“Beyond Visual Line of Sight: The Future of Drones in Healthcare”
By Davis Warnell, courtesy of Mercatus Center
On October 1st, UPS Flight Forward, Inc.—a subsidiary of United Parcel Service (UPS)—announced that it had received the first full “Part 135 Standard” certification from the Federal Aviation Administration (FAA) to operate an unmanned aerial vehicle (UAV) airline. UAVs, also known as drones, will initially be used by the company to deliver medical packages across hospital campuses nationwide. Eventually, the company plans to use its capabilities to deliver a variety of consumer items by air and to regularly fly beyond the operator’s visual line of sight (BVLOS). The new FAA certification confers that BVLOS privilege, without which commercial drone services are of limited use.
Immediately after receiving the BVLOS waiver, UPS flew a BVLOS mission across the WakeMed campus in Raleigh, North Carolina using a Matternet M2 quadcopter.
While the UPS certification is a big step in the right direction, broader reforms that remove regulatory restrictions for many drone pilots—not just one-off waivers for a handful of companies—will be essential to realizing the full benefits of this technology. Current regulations, such as prohibitions against BVLOS flights for most users, not flying over people, and flying under 400 feet in altitude restrict the applications of UAV technology in America.
In contrast, UAV medical deliveries BVLOS are now commonplace in several developing countries, including Rwanda and Ghana. Early implementation was easier in those countries because their airspaces are far less crowded than those over the United States. Reduced regulations that expand flight capabilities could allow for groundbreaking innovation, benefitting both America’s rural communities and busy urban areas during patients’ most critical moments.
Known for their use by militaries in combat, drones also have the potential to save lives, if our regulations allow it. Imagine needing blood or a vital organ during a busy urban area’s rush hour, or during an ice storm or flood.
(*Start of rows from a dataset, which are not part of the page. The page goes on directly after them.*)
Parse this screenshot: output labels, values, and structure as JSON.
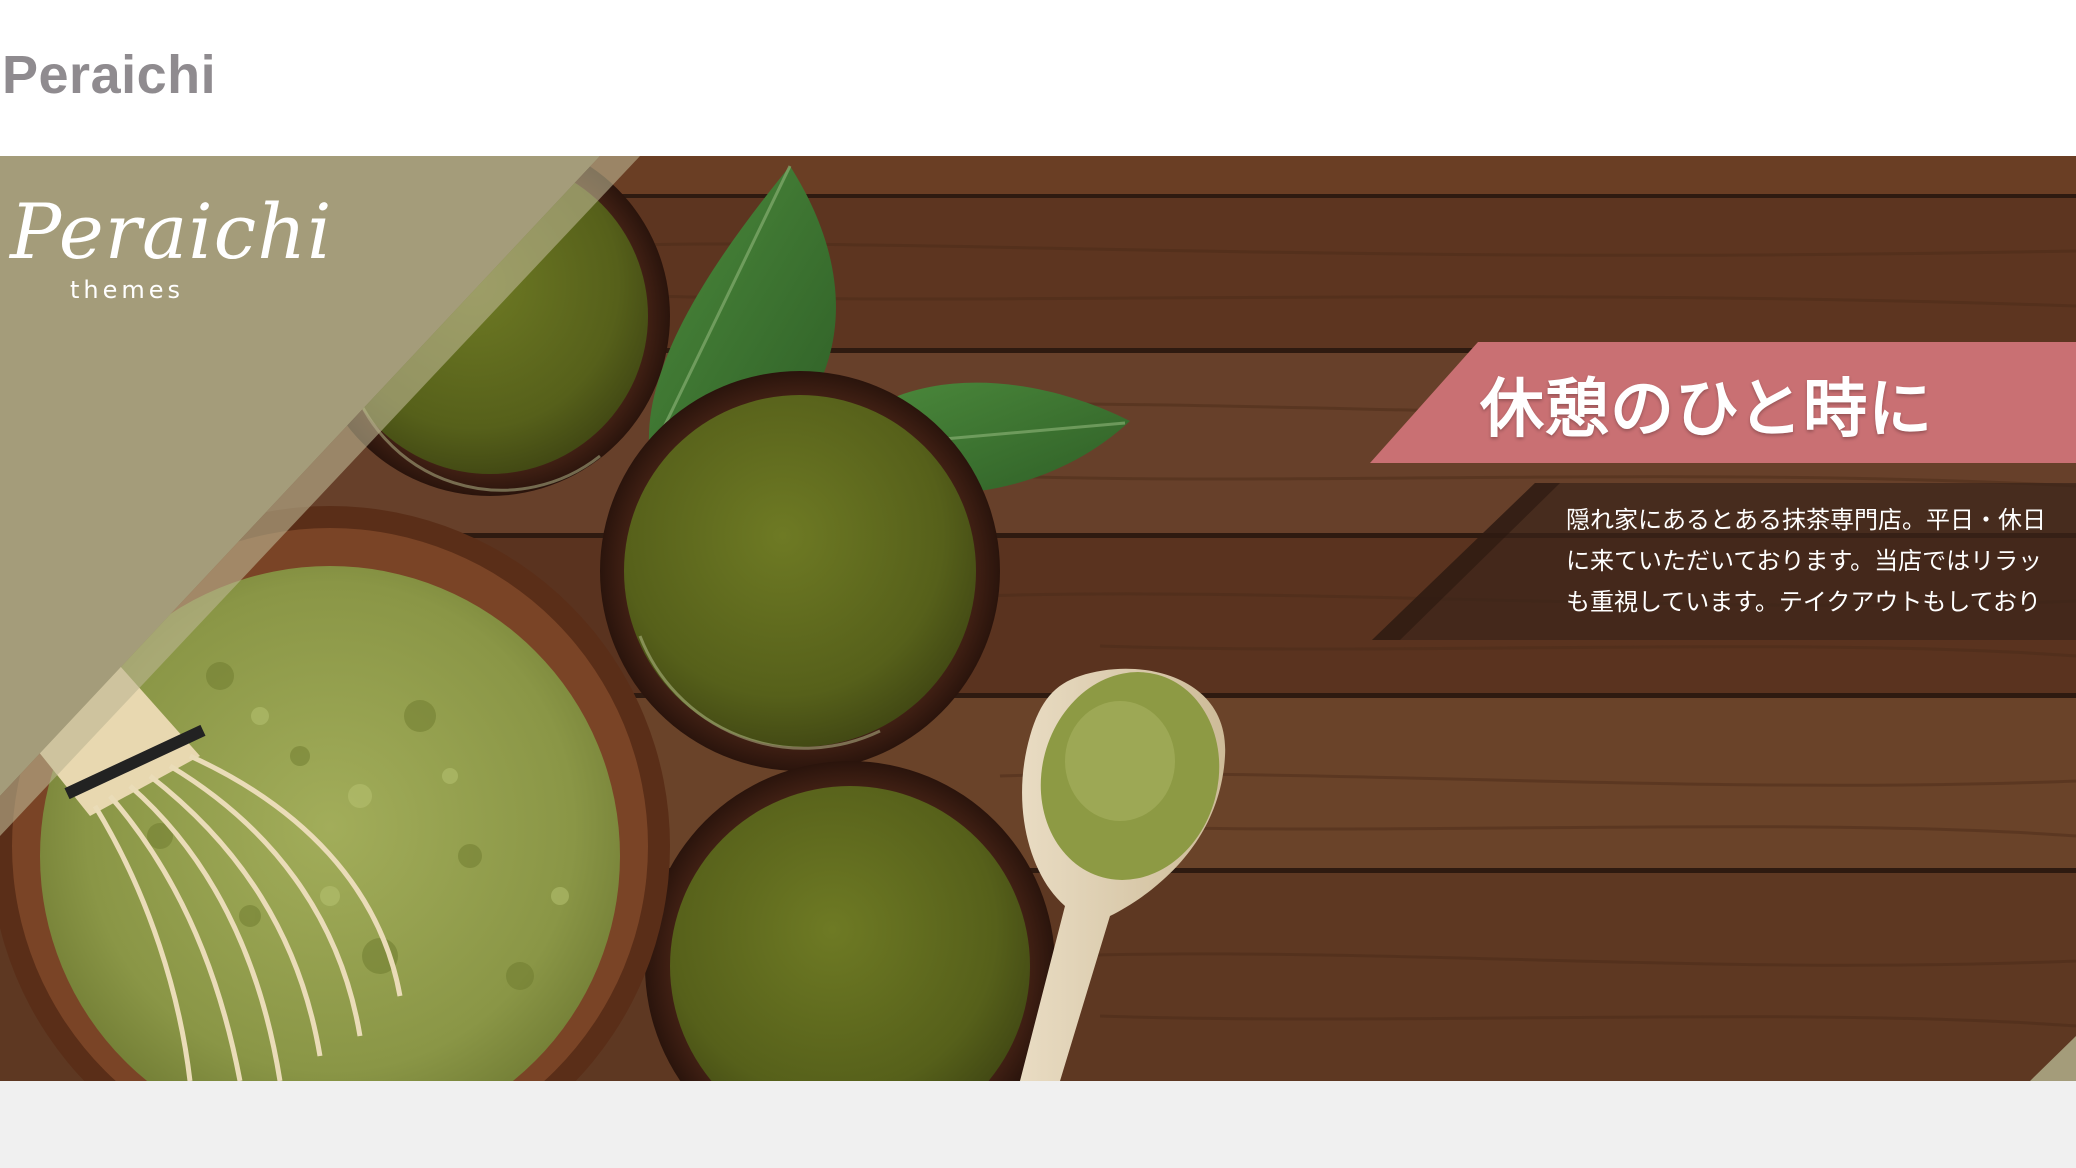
{
  "header": {
    "logo_text": "Peraichi"
  },
  "hero": {
    "brand": {
      "script": "Peraichi",
      "sub": "themes"
    },
    "catch_title": "休憩のひと時に",
    "catch_description": "隠れ家にあるとある抹茶専門店。平日・休日\nに来ていただいております。当店ではリラッ\nも重視しています。テイクアウトもしており",
    "image_subject": "matcha-tea-bowls-on-wood"
  },
  "next_section": {
    "heading": ""
  },
  "colors": {
    "logo_gray": "#8f8b8f",
    "olive_panel": "#a49c7a",
    "rose_band": "#c97073",
    "dark_band": "#3b241a",
    "wood": "#5a3520",
    "section_bg": "#f0f0f0"
  }
}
Your hospital does not have what you need, but another across town does. Under current regulations, it would take an extended amount of time for the patient to get the supplies vital to their survival through ground transportation. By using drones, the delivery time for life-saving supplies would be significantly reduced. Physicians from St. Agnes Hospital in Baltimore experimented with this when they flew a kidney destined for transplant 2.6 miles to another hospital in town. The result was a transport time of only 10 minutes, versus 15 to 20 by car.
Zipline, a company operating the medical drone systems in Rwanda and Ghana, provide a combined population of 43 million people with timely access to life-saving medications they might not otherwise receive due to rugged road conditions. The company reports having saved upwards of 21,000 lives by using drones since the company’s inception in 2014.
Urban areas present especially difficult challenges, with more buildings, people, and commercial and civil airplane traffic. Rural areas, however, are not immune to risks, as there is still air traffic along with people, buildings, vegetation, and natural geographic features.
The task of safely integrating drones into US airspace will be challenging, and it will have to be accompanied by significant technological improvements in the drones and in their ground control systems, as well.
The future of drone use in healthcare is promising. UPS’s drones operating out of visual line of sight is one step along the way to fewer limitations on drone capabilities. It will be interesting to see how UPS’s efforts proceed, along with those of other early entrants.
Davis Warnell is a Program Associate for Open Health at the Mercatus Center at George Mason University.